▶ _How to complete this task_
Say nothing but the number of lines below in which the string "Requests" appears.

▶ _Data to process_
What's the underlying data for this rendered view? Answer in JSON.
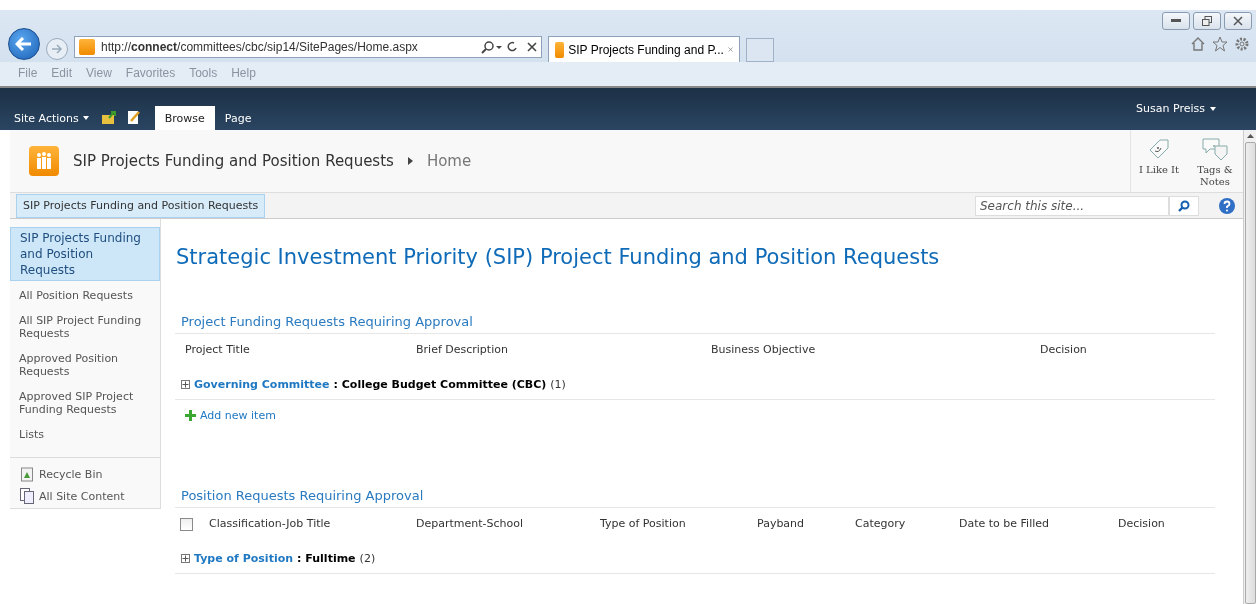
{
  "browser": {
    "url": "http://**connect**/committees/cbc/sip14/SitePages/Home.aspx",
    "tab_title": "SIP Projects Funding and P...",
    "menu": [
      "File",
      "Edit",
      "View",
      "Favorites",
      "Tools",
      "Help"
    ]
  },
  "ribbon": {
    "site_actions": "Site Actions",
    "tabs": [
      {
        "label": "Browse",
        "selected": true
      },
      {
        "label": "Page",
        "selected": false
      }
    ],
    "user": "Susan Preiss"
  },
  "header": {
    "site_title": "SIP Projects Funding and Position Requests",
    "current_page": "Home",
    "social": [
      {
        "kind": "like",
        "label": "I Like It"
      },
      {
        "kind": "tags",
        "label": "Tags & Notes"
      }
    ]
  },
  "top_nav": {
    "items": [
      {
        "label": "SIP Projects Funding and Position Requests",
        "selected": true
      }
    ],
    "search": {
      "placeholder": "Search this site..."
    }
  },
  "quick_launch": {
    "heading": {
      "label": "SIP Projects Funding and Position Requests",
      "selected": true
    },
    "items": [
      "All Position Requests",
      "All SIP Project Funding Requests",
      "Approved Position Requests",
      "Approved SIP Project Funding Requests",
      "Lists"
    ],
    "footer": [
      {
        "kind": "recycle",
        "label": "Recycle Bin"
      },
      {
        "kind": "content",
        "label": "All Site Content"
      }
    ]
  },
  "page_title": "Strategic Investment Priority (SIP) Project Funding and Position Requests",
  "sections": [
    {
      "title": "Project Funding Requests Requiring Approval",
      "columns": [
        "Project Title",
        "Brief Description",
        "Business Objective",
        "Decision"
      ],
      "group": {
        "field": "Governing Committee",
        "value": ": College Budget Committee (CBC)",
        "count": "(1)"
      },
      "add_item": "Add new item"
    },
    {
      "title": "Position Requests Requiring Approval",
      "checked": false,
      "columns": [
        "Classification-Job Title",
        "Department-School",
        "Type of Position",
        "Payband",
        "Category",
        "Date to be Filled",
        "Decision"
      ],
      "group": {
        "field": "Type of Position",
        "value": ": Fulltime",
        "count": "(2)"
      }
    }
  ]
}
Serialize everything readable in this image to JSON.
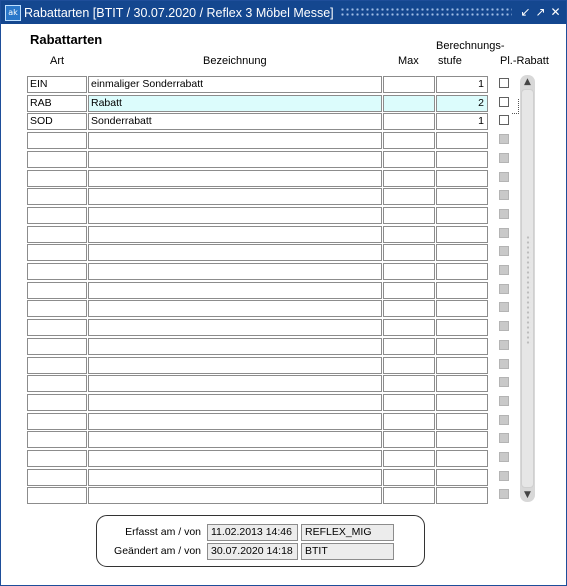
{
  "window": {
    "title": "Rabattarten   [BTIT / 30.07.2020 / Reflex 3 Möbel Messe]",
    "icon": "app-icon",
    "controls": [
      "minimize-icon",
      "restore-icon",
      "close-icon"
    ]
  },
  "section_title": "Rabattarten",
  "headers": {
    "art": "Art",
    "bezeichnung": "Bezeichnung",
    "max": "Max",
    "berechnungsstufe_line1": "Berechnungs-",
    "berechnungsstufe_line2": "stufe",
    "pl_rabatt": "Pl.-Rabatt"
  },
  "rows": [
    {
      "art": "EIN",
      "bezeichnung": "einmaliger Sonderrabatt",
      "max": "",
      "stufe": "1",
      "pl_rabatt": false,
      "active": true,
      "selected": false
    },
    {
      "art": "RAB",
      "bezeichnung": "Rabatt",
      "max": "",
      "stufe": "2",
      "pl_rabatt": false,
      "active": true,
      "selected": true
    },
    {
      "art": "SOD",
      "bezeichnung": "Sonderrabatt",
      "max": "",
      "stufe": "1",
      "pl_rabatt": false,
      "active": true,
      "selected": false
    },
    {
      "art": "",
      "bezeichnung": "",
      "max": "",
      "stufe": "",
      "pl_rabatt": false,
      "active": false,
      "selected": false
    },
    {
      "art": "",
      "bezeichnung": "",
      "max": "",
      "stufe": "",
      "pl_rabatt": false,
      "active": false,
      "selected": false
    },
    {
      "art": "",
      "bezeichnung": "",
      "max": "",
      "stufe": "",
      "pl_rabatt": false,
      "active": false,
      "selected": false
    },
    {
      "art": "",
      "bezeichnung": "",
      "max": "",
      "stufe": "",
      "pl_rabatt": false,
      "active": false,
      "selected": false
    },
    {
      "art": "",
      "bezeichnung": "",
      "max": "",
      "stufe": "",
      "pl_rabatt": false,
      "active": false,
      "selected": false
    },
    {
      "art": "",
      "bezeichnung": "",
      "max": "",
      "stufe": "",
      "pl_rabatt": false,
      "active": false,
      "selected": false
    },
    {
      "art": "",
      "bezeichnung": "",
      "max": "",
      "stufe": "",
      "pl_rabatt": false,
      "active": false,
      "selected": false
    },
    {
      "art": "",
      "bezeichnung": "",
      "max": "",
      "stufe": "",
      "pl_rabatt": false,
      "active": false,
      "selected": false
    },
    {
      "art": "",
      "bezeichnung": "",
      "max": "",
      "stufe": "",
      "pl_rabatt": false,
      "active": false,
      "selected": false
    },
    {
      "art": "",
      "bezeichnung": "",
      "max": "",
      "stufe": "",
      "pl_rabatt": false,
      "active": false,
      "selected": false
    },
    {
      "art": "",
      "bezeichnung": "",
      "max": "",
      "stufe": "",
      "pl_rabatt": false,
      "active": false,
      "selected": false
    },
    {
      "art": "",
      "bezeichnung": "",
      "max": "",
      "stufe": "",
      "pl_rabatt": false,
      "active": false,
      "selected": false
    },
    {
      "art": "",
      "bezeichnung": "",
      "max": "",
      "stufe": "",
      "pl_rabatt": false,
      "active": false,
      "selected": false
    },
    {
      "art": "",
      "bezeichnung": "",
      "max": "",
      "stufe": "",
      "pl_rabatt": false,
      "active": false,
      "selected": false
    },
    {
      "art": "",
      "bezeichnung": "",
      "max": "",
      "stufe": "",
      "pl_rabatt": false,
      "active": false,
      "selected": false
    },
    {
      "art": "",
      "bezeichnung": "",
      "max": "",
      "stufe": "",
      "pl_rabatt": false,
      "active": false,
      "selected": false
    },
    {
      "art": "",
      "bezeichnung": "",
      "max": "",
      "stufe": "",
      "pl_rabatt": false,
      "active": false,
      "selected": false
    },
    {
      "art": "",
      "bezeichnung": "",
      "max": "",
      "stufe": "",
      "pl_rabatt": false,
      "active": false,
      "selected": false
    },
    {
      "art": "",
      "bezeichnung": "",
      "max": "",
      "stufe": "",
      "pl_rabatt": false,
      "active": false,
      "selected": false
    },
    {
      "art": "",
      "bezeichnung": "",
      "max": "",
      "stufe": "",
      "pl_rabatt": false,
      "active": false,
      "selected": false
    }
  ],
  "info": {
    "erfasst_label": "Erfasst am / von",
    "erfasst_date": "11.02.2013 14:46",
    "erfasst_user": "REFLEX_MIG",
    "geaendert_label": "Geändert am / von",
    "geaendert_date": "30.07.2020 14:18",
    "geaendert_user": "BTIT"
  },
  "colors": {
    "titlebar": "#14478f",
    "selected_row": "#dcfcfc"
  }
}
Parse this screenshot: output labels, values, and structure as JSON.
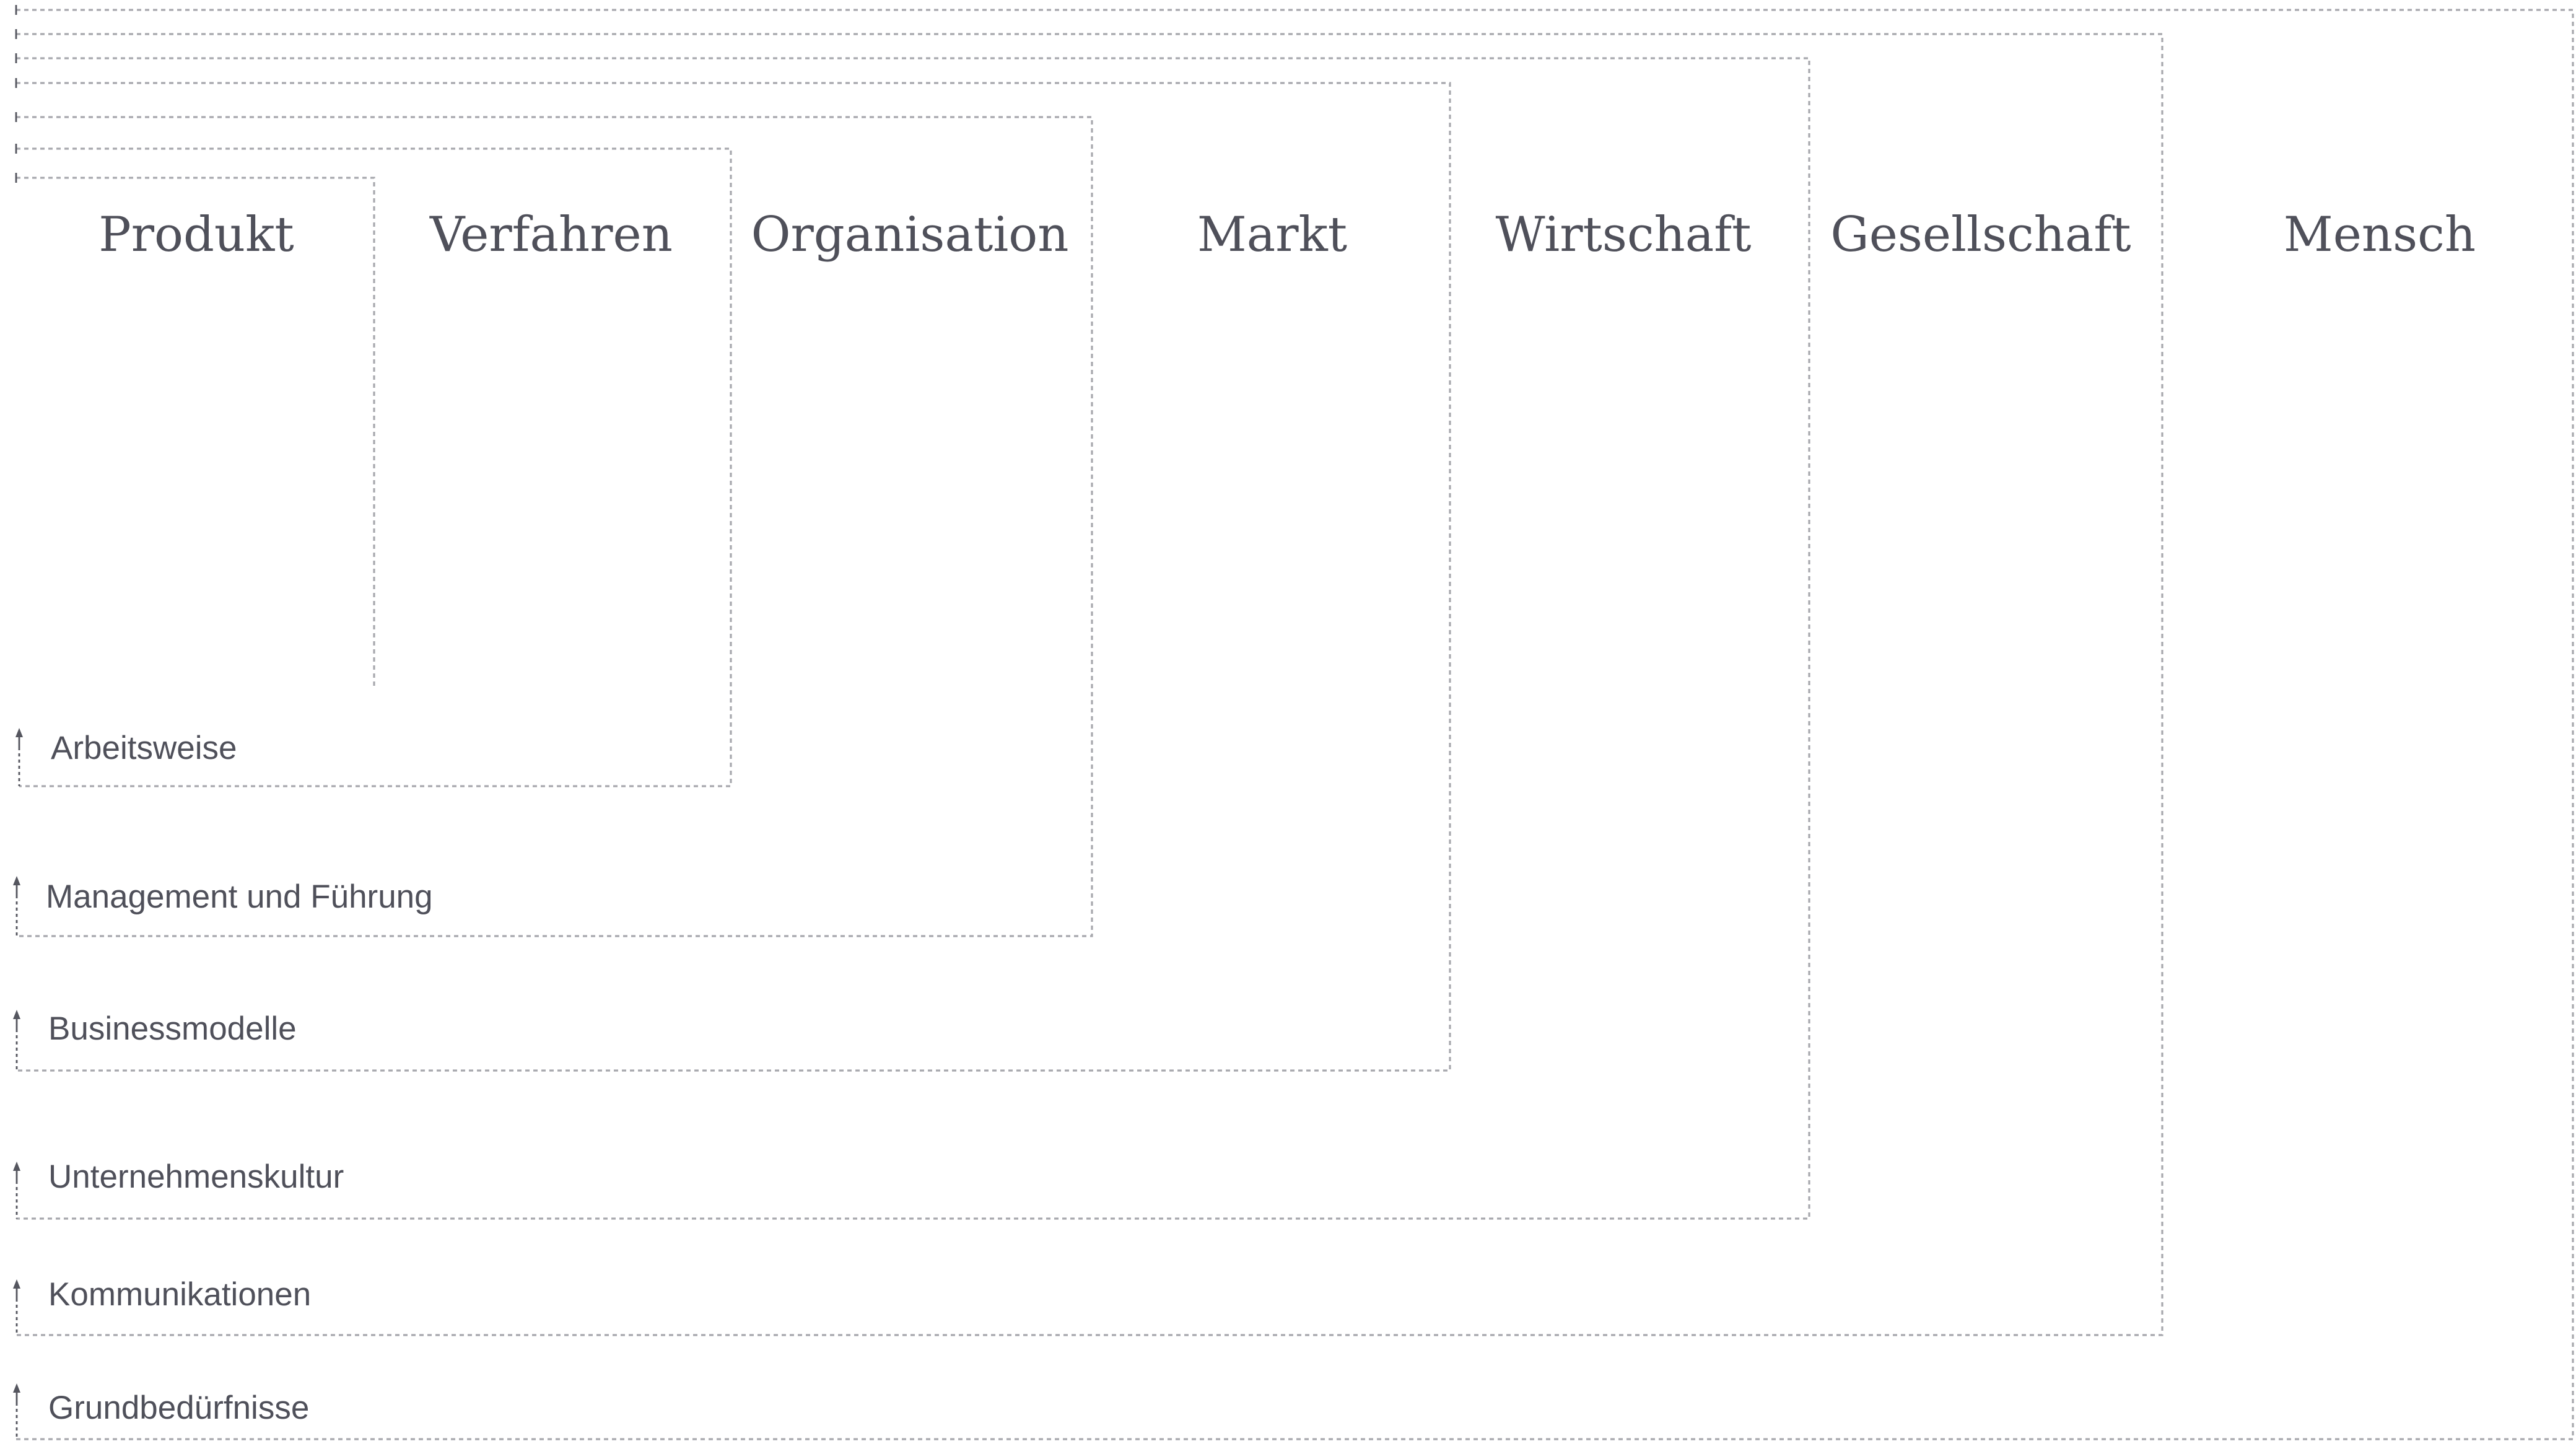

▶ _Finished exercise_
10